The aim of this course is to provide students with an understanding of how archaeologists investigate, analyze and interpret human remains from archaeological contexts. While the focus will be primarily on prehistoric case studies, the course will also look at the rapidly developing area of forensic archaeology in the contemporary world. Therefore, the course will be divided into two main parts. The first half will focus on presenting some of the main elements inherent in the bioarchaeological analysis of human remains and the types of specific information that can be gained about the past lives of individuals and their place within societies. The second half of the course will focus more on how archaeologists construct interpretations relating to mortuary practices and rituals, attitudes about the afterlife, and principles of social organization and structure within past societies.
Prehistoric Foundations of European Civilization
This course surveys European prehistory from the earliest human occupation of Europe until the Roman conquest. Geographical coverage will include Western, Central and Eastern Europe and southern areas including parts of the Mediterranean and Aegean. Emphasis will be placed on investigating major changes in social organization, cultural contact and exchange, technology and economy. Key developments covered will include the interaction between Neanderthals and Homo sapiens, the emergence of Upper Palaeolithic art, Neolithic megalithic constructions, the emergence and spread of agriculture, the impact of metallurgy, Iron Age ‘Celtic’ developments, and the expansion and influence of the Roman Empire. This course will provide a useful foundation for students interested in archaeology, history, ethnic history, art history and classics.

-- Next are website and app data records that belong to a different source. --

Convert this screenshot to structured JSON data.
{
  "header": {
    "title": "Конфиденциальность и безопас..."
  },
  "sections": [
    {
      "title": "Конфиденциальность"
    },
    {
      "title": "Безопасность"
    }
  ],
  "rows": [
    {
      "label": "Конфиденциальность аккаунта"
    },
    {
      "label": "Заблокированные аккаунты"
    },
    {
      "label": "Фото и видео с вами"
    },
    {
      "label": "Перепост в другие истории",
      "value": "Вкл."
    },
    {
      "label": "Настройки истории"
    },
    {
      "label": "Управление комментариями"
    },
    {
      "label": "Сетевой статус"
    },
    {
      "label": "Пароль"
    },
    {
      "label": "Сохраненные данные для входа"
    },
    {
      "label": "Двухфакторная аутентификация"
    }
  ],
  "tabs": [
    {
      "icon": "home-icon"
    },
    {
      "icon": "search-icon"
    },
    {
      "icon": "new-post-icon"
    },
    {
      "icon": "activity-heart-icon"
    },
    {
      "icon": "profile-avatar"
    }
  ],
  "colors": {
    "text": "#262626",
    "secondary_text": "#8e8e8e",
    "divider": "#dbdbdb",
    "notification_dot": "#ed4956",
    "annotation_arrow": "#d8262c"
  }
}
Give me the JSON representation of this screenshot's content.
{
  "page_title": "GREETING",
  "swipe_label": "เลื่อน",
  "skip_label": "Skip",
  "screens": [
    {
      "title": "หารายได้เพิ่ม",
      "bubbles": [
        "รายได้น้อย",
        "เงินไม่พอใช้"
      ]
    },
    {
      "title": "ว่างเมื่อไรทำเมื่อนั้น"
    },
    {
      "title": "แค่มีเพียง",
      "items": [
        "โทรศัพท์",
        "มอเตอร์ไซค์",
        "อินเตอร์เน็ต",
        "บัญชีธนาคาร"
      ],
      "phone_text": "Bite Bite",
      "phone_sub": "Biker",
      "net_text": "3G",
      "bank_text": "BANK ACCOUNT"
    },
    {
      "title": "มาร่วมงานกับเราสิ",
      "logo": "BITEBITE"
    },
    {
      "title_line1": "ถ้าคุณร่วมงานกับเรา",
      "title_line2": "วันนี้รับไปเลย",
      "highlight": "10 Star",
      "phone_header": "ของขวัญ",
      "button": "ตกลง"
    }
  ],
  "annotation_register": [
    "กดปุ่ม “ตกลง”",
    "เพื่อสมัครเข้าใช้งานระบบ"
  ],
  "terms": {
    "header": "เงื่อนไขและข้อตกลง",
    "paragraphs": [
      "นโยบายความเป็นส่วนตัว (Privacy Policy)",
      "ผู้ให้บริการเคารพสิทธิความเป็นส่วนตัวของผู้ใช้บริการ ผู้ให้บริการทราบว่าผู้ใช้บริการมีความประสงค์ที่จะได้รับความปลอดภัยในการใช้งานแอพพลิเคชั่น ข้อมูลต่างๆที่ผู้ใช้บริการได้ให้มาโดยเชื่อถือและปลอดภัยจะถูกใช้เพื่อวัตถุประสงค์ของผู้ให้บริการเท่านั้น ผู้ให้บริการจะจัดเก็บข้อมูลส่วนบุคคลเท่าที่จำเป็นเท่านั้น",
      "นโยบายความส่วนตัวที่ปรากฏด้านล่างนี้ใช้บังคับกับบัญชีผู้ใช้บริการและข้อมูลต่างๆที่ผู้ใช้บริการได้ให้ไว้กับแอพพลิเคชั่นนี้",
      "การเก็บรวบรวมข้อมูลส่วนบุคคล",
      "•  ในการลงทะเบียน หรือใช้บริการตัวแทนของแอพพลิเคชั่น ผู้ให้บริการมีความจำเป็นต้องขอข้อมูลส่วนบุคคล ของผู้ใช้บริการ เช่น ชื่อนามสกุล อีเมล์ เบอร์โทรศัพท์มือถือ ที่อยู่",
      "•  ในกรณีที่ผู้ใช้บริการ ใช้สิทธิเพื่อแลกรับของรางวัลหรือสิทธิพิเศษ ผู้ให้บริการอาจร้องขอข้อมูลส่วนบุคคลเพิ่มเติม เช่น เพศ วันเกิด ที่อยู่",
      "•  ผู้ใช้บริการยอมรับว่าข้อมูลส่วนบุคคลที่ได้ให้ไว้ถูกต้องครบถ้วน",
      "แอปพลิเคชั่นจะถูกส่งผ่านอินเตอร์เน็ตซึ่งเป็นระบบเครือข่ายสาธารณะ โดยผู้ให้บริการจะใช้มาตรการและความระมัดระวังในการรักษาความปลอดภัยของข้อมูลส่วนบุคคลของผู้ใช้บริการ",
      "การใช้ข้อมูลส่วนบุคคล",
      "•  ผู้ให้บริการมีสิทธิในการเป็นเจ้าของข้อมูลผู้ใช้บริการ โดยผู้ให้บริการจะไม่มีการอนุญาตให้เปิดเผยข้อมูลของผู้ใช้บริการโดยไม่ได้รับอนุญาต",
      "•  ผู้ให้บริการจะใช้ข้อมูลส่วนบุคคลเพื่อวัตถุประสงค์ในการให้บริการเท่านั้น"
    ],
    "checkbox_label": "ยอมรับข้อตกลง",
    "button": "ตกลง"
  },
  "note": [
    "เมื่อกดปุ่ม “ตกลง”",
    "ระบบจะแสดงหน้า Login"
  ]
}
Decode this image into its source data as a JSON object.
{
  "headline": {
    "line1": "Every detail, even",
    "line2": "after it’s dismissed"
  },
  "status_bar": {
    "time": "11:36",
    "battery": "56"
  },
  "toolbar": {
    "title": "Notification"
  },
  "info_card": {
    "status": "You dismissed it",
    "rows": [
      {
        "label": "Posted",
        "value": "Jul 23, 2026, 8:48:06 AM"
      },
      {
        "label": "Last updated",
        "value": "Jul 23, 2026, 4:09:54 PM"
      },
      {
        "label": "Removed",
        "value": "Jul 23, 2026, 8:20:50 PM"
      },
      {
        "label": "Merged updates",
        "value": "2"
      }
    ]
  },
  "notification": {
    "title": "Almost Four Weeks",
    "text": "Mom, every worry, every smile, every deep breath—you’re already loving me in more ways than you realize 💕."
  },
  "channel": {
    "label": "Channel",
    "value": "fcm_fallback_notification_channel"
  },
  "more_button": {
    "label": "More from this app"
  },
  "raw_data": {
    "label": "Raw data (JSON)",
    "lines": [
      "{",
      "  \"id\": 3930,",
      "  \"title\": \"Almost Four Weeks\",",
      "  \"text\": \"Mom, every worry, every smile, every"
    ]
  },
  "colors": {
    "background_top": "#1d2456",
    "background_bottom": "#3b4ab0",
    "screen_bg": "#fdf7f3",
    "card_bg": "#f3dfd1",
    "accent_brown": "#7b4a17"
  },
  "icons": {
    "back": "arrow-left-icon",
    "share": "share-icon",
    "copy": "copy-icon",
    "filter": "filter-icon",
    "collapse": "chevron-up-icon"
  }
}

Animal remains are often some of the most frequently encountered material remains recovered from archaeological sites and therefore provide crucial information relating to subsistence strategies, animal husbandry patterns, paleoenvironments and a wide range of other human behaviors. This course provides an introduction to the main elements of Zooarchaeological research and will focus on the recovery, identification and contextual analysis of animal remains. The course will provide both laboratory training as well as seminar discussions in order to evaluate the significance of Zooarchaeology within archaeological research. Participants will therefore have the opportunity to gain practical skills in identification and analysis and to learn how this information can be applied to the study of complex societies in the Old and New World.
History of Anthropological Thought
This course provides a wide-ranging survey of the development of anthropological thought and the formation of the four-field discipline of Anthropology. Starting with early intellectual growth in Antiquity and the Middle Ages the course charts a path for students that will guide them through the dense and complex world of theory development in Anthropology from the time of Classical thought up through contemporary times. This class offers a critical foundation of knowledge for students majoring in Anthropology and/or undergraduate students planning to take more advanced seminar/writing courses in Anthropology, History, Sociology, and History and Philosophy of Science.
People, Places and Things
This course examines the use of recent theoretical perspectives that cross-cut many of the humanities and social sciences in order to explore the complex relationships that are created between people, landscapes and physical settings, and the use of objects and other forms of material culture. The course will survey key theoretical approaches to explore object agency, symbolism and ritual set within natural and built environments, and the roles that such places and things play within the composition of culture and long term mediation of social processes and memory. The course is diachronic in nature and examines a host of places and objects from around the world from prehistory to the present. A heavy emphasis will be placed on “interdisciplinary thought” with the goal of achieving a more nuanced and comparative understanding of the dynamic role that material culture and the natural and built environment have within the ever-evolving human condition.